### [RECORDS FOR THIS EXERCISE]
- - - - -
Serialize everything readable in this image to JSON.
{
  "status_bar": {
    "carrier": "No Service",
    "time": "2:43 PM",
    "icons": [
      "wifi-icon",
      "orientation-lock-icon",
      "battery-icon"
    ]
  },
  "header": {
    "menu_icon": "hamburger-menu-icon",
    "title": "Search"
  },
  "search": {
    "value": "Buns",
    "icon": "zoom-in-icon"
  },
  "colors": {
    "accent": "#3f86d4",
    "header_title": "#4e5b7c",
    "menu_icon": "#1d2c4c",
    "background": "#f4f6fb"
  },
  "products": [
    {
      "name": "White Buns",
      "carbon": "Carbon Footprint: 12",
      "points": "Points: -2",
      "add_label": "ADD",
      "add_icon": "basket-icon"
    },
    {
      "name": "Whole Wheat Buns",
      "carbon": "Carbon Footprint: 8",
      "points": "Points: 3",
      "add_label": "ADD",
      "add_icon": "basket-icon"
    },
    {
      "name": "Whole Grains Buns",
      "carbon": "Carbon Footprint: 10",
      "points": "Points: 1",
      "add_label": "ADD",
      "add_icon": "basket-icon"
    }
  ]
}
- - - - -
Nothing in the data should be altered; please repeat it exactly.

### [SOLUTION]
Serialize everything readable in this image to JSON.
{
  "status_bar": {
    "carrier": "No Service",
    "time": "2:43 PM",
    "icons": [
      "wifi-icon",
      "orientation-lock-icon",
      "battery-icon"
    ]
  },
  "header": {
    "menu_icon": "hamburger-menu-icon",
    "title": "Search"
  },
  "search": {
    "value": "Buns",
    "icon": "zoom-in-icon"
  },
  "colors": {
    "accent": "#3f86d4",
    "header_title": "#4e5b7c",
    "menu_icon": "#1d2c4c",
    "background": "#f4f6fb"
  },
  "products": [
    {
      "name": "White Buns",
      "carbon": "Carbon Footprint: 12",
      "points": "Points: -2",
      "add_label": "ADD",
      "add_icon": "basket-icon"
    },
    {
      "name": "Whole Wheat Buns",
      "carbon": "Carbon Footprint: 8",
      "points": "Points: 3",
      "add_label": "ADD",
      "add_icon": "basket-icon"
    },
    {
      "name": "Whole Grains Buns",
      "carbon": "Carbon Footprint: 10",
      "points": "Points: 1",
      "add_label": "ADD",
      "add_icon": "basket-icon"
    }
  ]
}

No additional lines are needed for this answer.